Make Candidates Feel Like a Million Bucks

Job hunting has always been competitive, but it has become even more so in the past few years. Employees have more choices than ever, and all candidates must be treated like they are special throughout the entire process from initial contact through well after the hiring decision, according to Susan Ellis, Executive Search Consultant at Career1Source.

When a talented employee comes to their existing employer with another job offer, the employee may  expect to receive a counter offer from their current employer. However, Ellis points out that most counter offers don’t end up  working  out over time. Typically, by the time a star employee turns in their resignation, they have been considering a job change for a while and probably have multiple reasons for wanting to switch companies, making a counter offer too little, too late for their soon-to-be-former employer.

Employers have a number of factors to keep in mind when initiating relationships with potential candidates—and a lot of it boils down to the new employer taking the initiative and making the candidate feel good about their decision to join their team.

First, keep in mind that candidates are people, and should be treated with respect. This is more important than ever, when we hear stories of employers going weeks without updating candidates during the interview process. Employers should regularly evaluate their interview process and potentially train employees who interview to ensure that each candidate feels welcome and well treated during the process.

Another consideration is being open to remote or hybrid roles. Since the COVID-19 pandemic, the working world has changed, and many prime candidates are desiring a fully remote or hybrid  role. Being open to remote employees also opens up the hiring pool for employers, enticing more outstanding applicants to apply.

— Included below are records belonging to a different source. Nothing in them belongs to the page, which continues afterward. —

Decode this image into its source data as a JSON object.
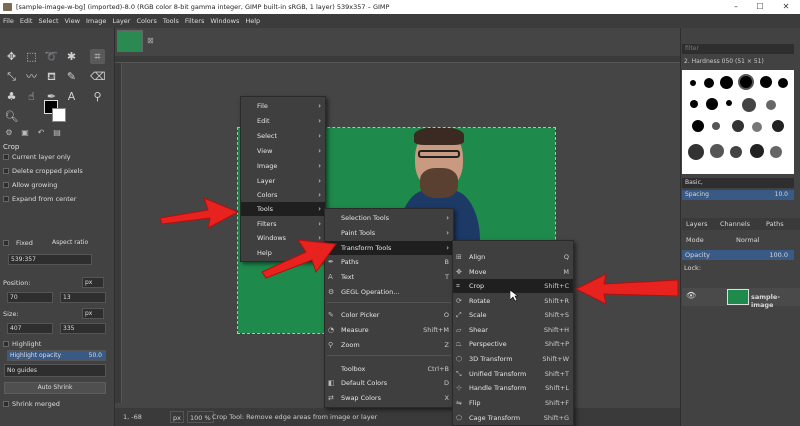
{
  "window": {
    "title": "[sample-image-w-bg] (imported)-8.0 (RGB color 8-bit gamma integer, GIMP built-in sRGB, 1 layer) 539x357 – GIMP",
    "minimize": "–",
    "maximize": "☐",
    "close": "✕"
  },
  "menubar": [
    "File",
    "Edit",
    "Select",
    "View",
    "Image",
    "Layer",
    "Colors",
    "Tools",
    "Filters",
    "Windows",
    "Help"
  ],
  "tool_options": {
    "title": "Crop",
    "current_layer_only": "Current layer only",
    "delete_cropped": "Delete cropped pixels",
    "allow_growing": "Allow growing",
    "expand_from_center": "Expand from center",
    "fixed": "Fixed",
    "aspect_ratio": "Aspect ratio",
    "ratio_value": "539:357",
    "position_label": "Position:",
    "pos_x": "70",
    "pos_y": "13",
    "pos_unit": "px",
    "size_label": "Size:",
    "size_w": "407",
    "size_h": "335",
    "size_unit": "px",
    "highlight": "Highlight",
    "highlight_opacity_label": "Highlight opacity",
    "highlight_opacity_value": "50.0",
    "guides": "No guides",
    "auto_shrink": "Auto Shrink",
    "shrink_merged": "Shrink merged"
  },
  "status": {
    "coords": "1, -68",
    "unit": "px",
    "zoom": "100 %",
    "message": "Crop Tool: Remove edge areas from image or layer"
  },
  "brushes": {
    "filter_placeholder": "filter",
    "brush_name": "2. Hardness 050 (51 × 51)",
    "preset": "Basic,",
    "spacing_label": "Spacing",
    "spacing_value": "10.0"
  },
  "layers_panel": {
    "tabs": [
      "Layers",
      "Channels",
      "Paths"
    ],
    "mode_label": "Mode",
    "mode_value": "Normal",
    "opacity_label": "Opacity",
    "opacity_value": "100.0",
    "lock_label": "Lock:",
    "layer_name": "sample-image"
  },
  "menu_main": [
    {
      "label": "File",
      "arrow": "›"
    },
    {
      "label": "Edit",
      "arrow": "›"
    },
    {
      "label": "Select",
      "arrow": "›"
    },
    {
      "label": "View",
      "arrow": "›"
    },
    {
      "label": "Image",
      "arrow": "›"
    },
    {
      "label": "Layer",
      "arrow": "›"
    },
    {
      "label": "Colors",
      "arrow": "›"
    },
    {
      "label": "Tools",
      "arrow": "›"
    },
    {
      "label": "Filters",
      "arrow": "›"
    },
    {
      "label": "Windows",
      "arrow": "›"
    },
    {
      "label": "Help",
      "arrow": "›"
    }
  ],
  "menu_tools": [
    {
      "label": "Selection Tools",
      "right": "›"
    },
    {
      "label": "Paint Tools",
      "right": "›"
    },
    {
      "label": "Transform Tools",
      "right": "›"
    },
    {
      "label": "Paths",
      "right": "B"
    },
    {
      "label": "Text",
      "right": "T"
    },
    {
      "label": "GEGL Operation...",
      "right": ""
    },
    {
      "label": "Color Picker",
      "right": "O"
    },
    {
      "label": "Measure",
      "right": "Shift+M"
    },
    {
      "label": "Zoom",
      "right": "Z"
    },
    {
      "label": "Toolbox",
      "right": "Ctrl+B"
    },
    {
      "label": "Default Colors",
      "right": "D"
    },
    {
      "label": "Swap Colors",
      "right": "X"
    }
  ],
  "menu_transform": [
    {
      "label": "Align",
      "right": "Q"
    },
    {
      "label": "Move",
      "right": "M"
    },
    {
      "label": "Crop",
      "right": "Shift+C"
    },
    {
      "label": "Rotate",
      "right": "Shift+R"
    },
    {
      "label": "Scale",
      "right": "Shift+S"
    },
    {
      "label": "Shear",
      "right": "Shift+H"
    },
    {
      "label": "Perspective",
      "right": "Shift+P"
    },
    {
      "label": "3D Transform",
      "right": "Shift+W"
    },
    {
      "label": "Unified Transform",
      "right": "Shift+T"
    },
    {
      "label": "Handle Transform",
      "right": "Shift+L"
    },
    {
      "label": "Flip",
      "right": "Shift+F"
    },
    {
      "label": "Cage Transform",
      "right": "Shift+G"
    }
  ]
}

Once an offer is made, there is often a gap until the candidate’s start date. This is a critical time that should not  be overlooked, according to Ellis. Employers should actively work to solidify a candidate’s commitment to their new company, keeping them engaged during this transition period.

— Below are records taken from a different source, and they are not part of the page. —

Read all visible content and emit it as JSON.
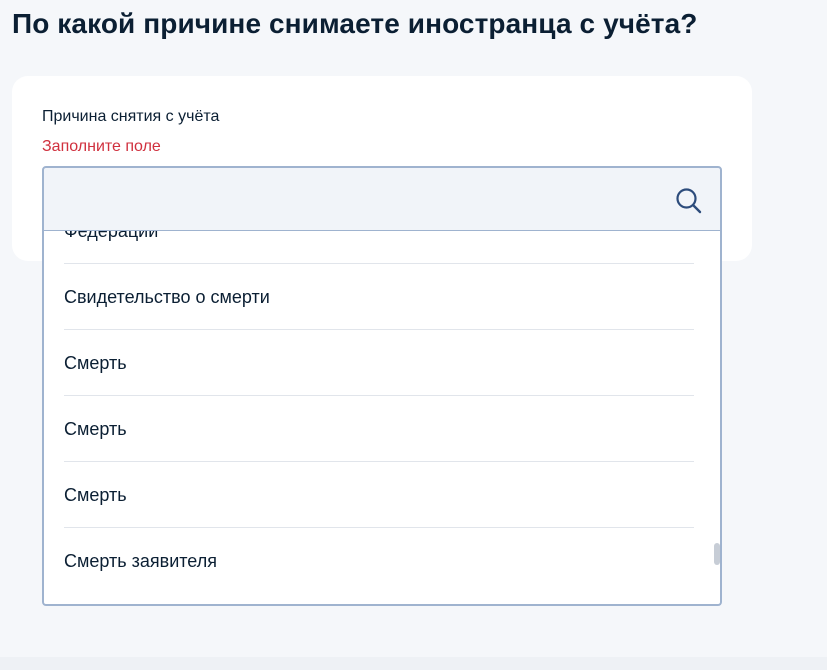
{
  "page": {
    "title": "По какой причине снимаете иностранца с учёта?"
  },
  "form": {
    "field_label": "Причина снятия с учёта",
    "error_text": "Заполните поле",
    "search_value": "",
    "search_placeholder": "",
    "search_icon": "search-icon"
  },
  "dropdown": {
    "options": [
      "Федерации",
      "Свидетельство о смерти",
      "Смерть",
      "Смерть",
      "Смерть",
      "Смерть заявителя"
    ]
  },
  "colors": {
    "title": "#0b1f33",
    "error": "#d0303e",
    "field_border": "#9fb3cf",
    "field_bg": "#f1f4f9",
    "icon": "#2d4c7c",
    "page_bg": "#f5f7fa"
  }
}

“You want that new employee to identify  as a part of their new team,  ” she says. “So many pieces can fall apart between accepting an offer and onboarding.”

Employers should work not to lose momentum, building up to the candidate’s start date. Perhaps the candidate’s new supervisor sends an update or two on a project that they want the employee to get involved with on day one—which also sends a signal to the candidate that the employer is making preparations for their start day and is excited to have them onboard.

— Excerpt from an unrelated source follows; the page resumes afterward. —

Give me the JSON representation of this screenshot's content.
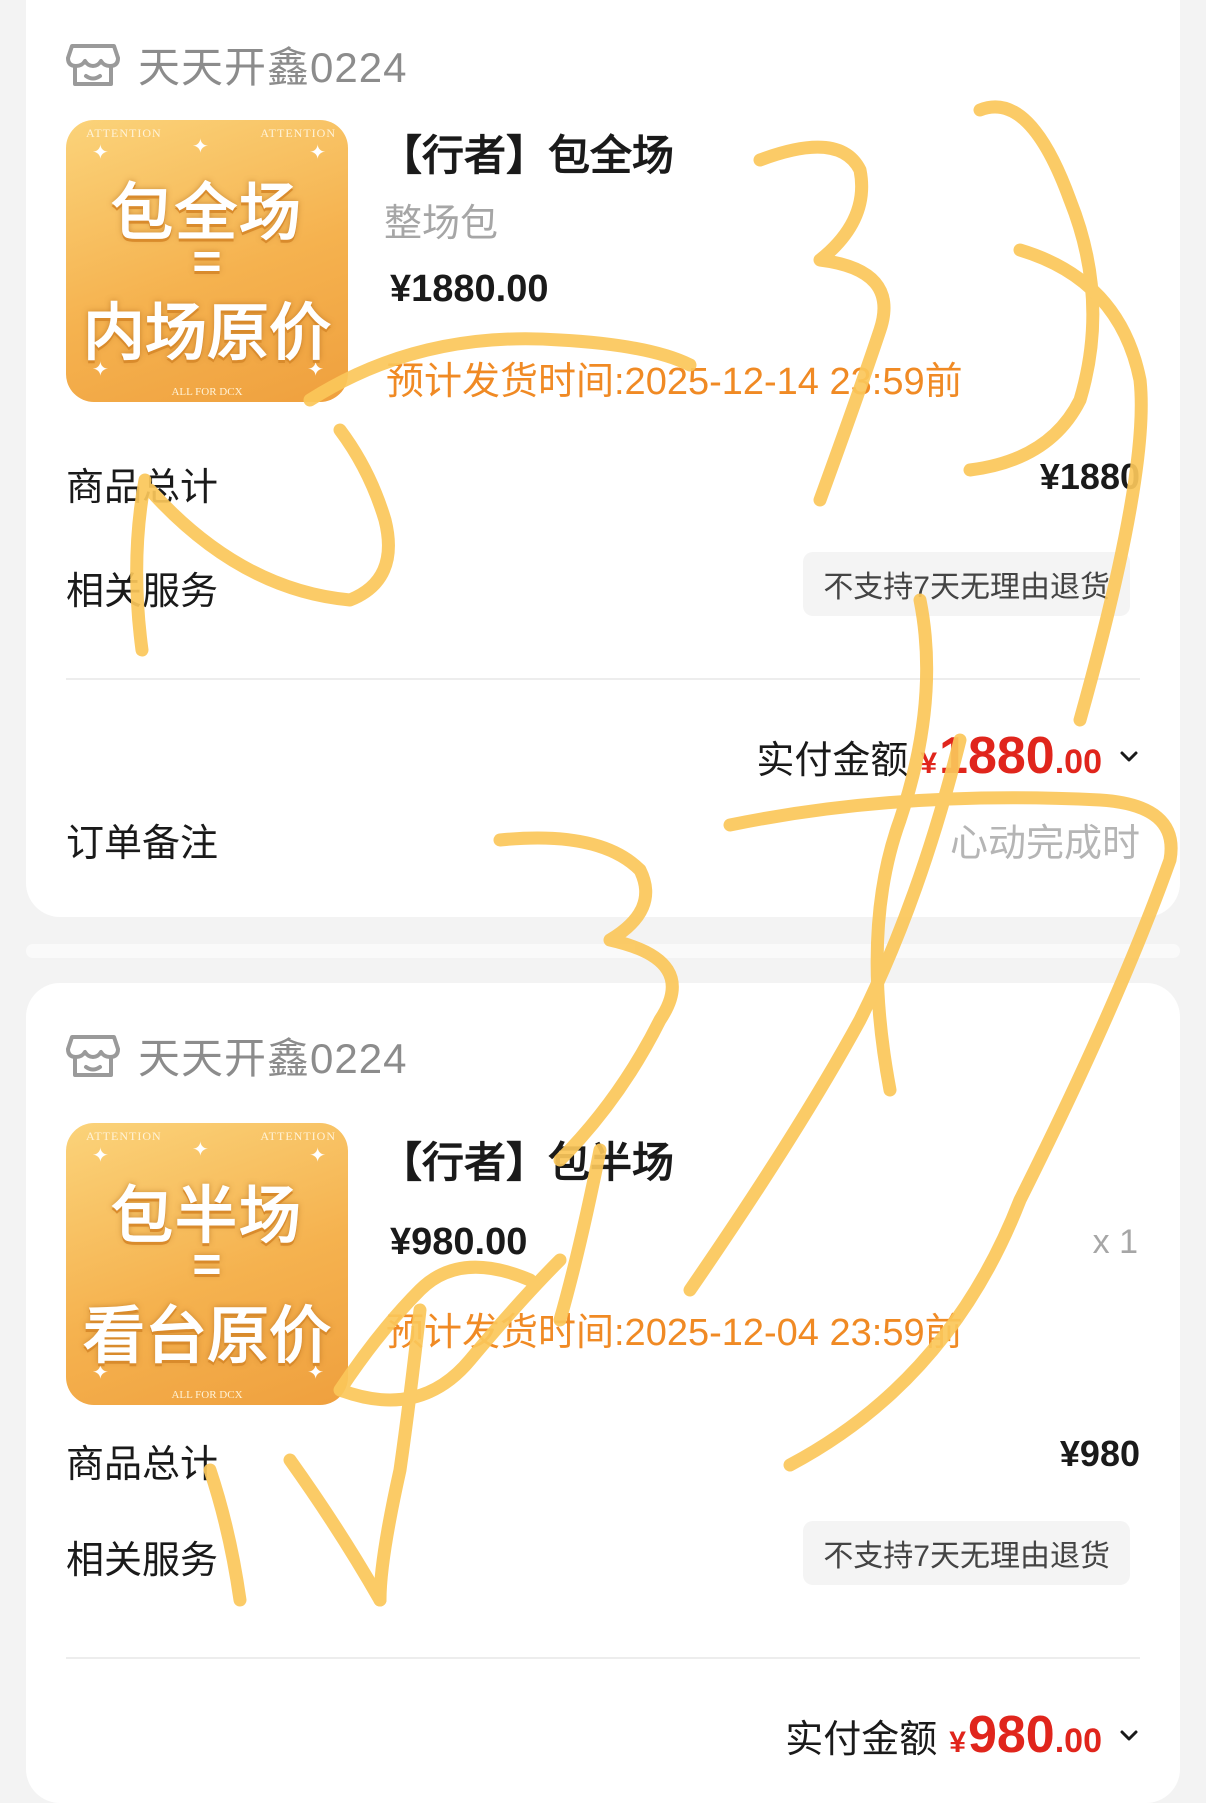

Of course, all parties involved want to see the candidate succeed and stay at their new company. Recruitment and retention should not stop after the candidate’s first day. Ellis says that she encourages regular check-ins during the first year with new employees, just to make sure things are going well and they are acclimating to the new company culture. Maintaining close relationships with placed candidates is always a best practice.